- Goal of the exercise:
Copy all the records exactly; the complete set is the expected result.

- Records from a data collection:
-.-.-

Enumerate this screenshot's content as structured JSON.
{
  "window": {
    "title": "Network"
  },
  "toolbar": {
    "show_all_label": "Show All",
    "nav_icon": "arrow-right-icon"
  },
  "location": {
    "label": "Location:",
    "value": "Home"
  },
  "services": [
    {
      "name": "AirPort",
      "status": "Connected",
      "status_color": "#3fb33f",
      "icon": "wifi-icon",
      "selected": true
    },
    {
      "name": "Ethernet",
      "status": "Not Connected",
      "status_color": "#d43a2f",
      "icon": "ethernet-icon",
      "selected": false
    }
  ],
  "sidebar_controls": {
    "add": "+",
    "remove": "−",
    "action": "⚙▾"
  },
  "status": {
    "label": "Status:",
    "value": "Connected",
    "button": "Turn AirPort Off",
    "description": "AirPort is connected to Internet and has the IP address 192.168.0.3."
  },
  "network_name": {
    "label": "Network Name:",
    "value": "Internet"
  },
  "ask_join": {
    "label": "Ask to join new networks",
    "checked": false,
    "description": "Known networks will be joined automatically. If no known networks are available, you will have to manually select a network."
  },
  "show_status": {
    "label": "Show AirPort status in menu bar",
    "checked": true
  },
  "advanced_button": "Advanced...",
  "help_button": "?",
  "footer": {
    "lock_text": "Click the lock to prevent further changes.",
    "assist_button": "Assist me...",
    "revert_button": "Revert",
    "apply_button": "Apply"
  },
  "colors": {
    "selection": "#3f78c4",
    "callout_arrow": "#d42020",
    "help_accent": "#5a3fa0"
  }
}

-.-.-

- Your response:
Enumerate this screenshot's content as structured JSON.
{
  "window": {
    "title": "Network"
  },
  "toolbar": {
    "show_all_label": "Show All",
    "nav_icon": "arrow-right-icon"
  },
  "location": {
    "label": "Location:",
    "value": "Home"
  },
  "services": [
    {
      "name": "AirPort",
      "status": "Connected",
      "status_color": "#3fb33f",
      "icon": "wifi-icon",
      "selected": true
    },
    {
      "name": "Ethernet",
      "status": "Not Connected",
      "status_color": "#d43a2f",
      "icon": "ethernet-icon",
      "selected": false
    }
  ],
  "sidebar_controls": {
    "add": "+",
    "remove": "−",
    "action": "⚙▾"
  },
  "status": {
    "label": "Status:",
    "value": "Connected",
    "button": "Turn AirPort Off",
    "description": "AirPort is connected to Internet and has the IP address 192.168.0.3."
  },
  "network_name": {
    "label": "Network Name:",
    "value": "Internet"
  },
  "ask_join": {
    "label": "Ask to join new networks",
    "checked": false,
    "description": "Known networks will be joined automatically. If no known networks are available, you will have to manually select a network."
  },
  "show_status": {
    "label": "Show AirPort status in menu bar",
    "checked": true
  },
  "advanced_button": "Advanced...",
  "help_button": "?",
  "footer": {
    "lock_text": "Click the lock to prevent further changes.",
    "assist_button": "Assist me...",
    "revert_button": "Revert",
    "apply_button": "Apply"
  },
  "colors": {
    "selection": "#3f78c4",
    "callout_arrow": "#d42020",
    "help_accent": "#5a3fa0"
  }
}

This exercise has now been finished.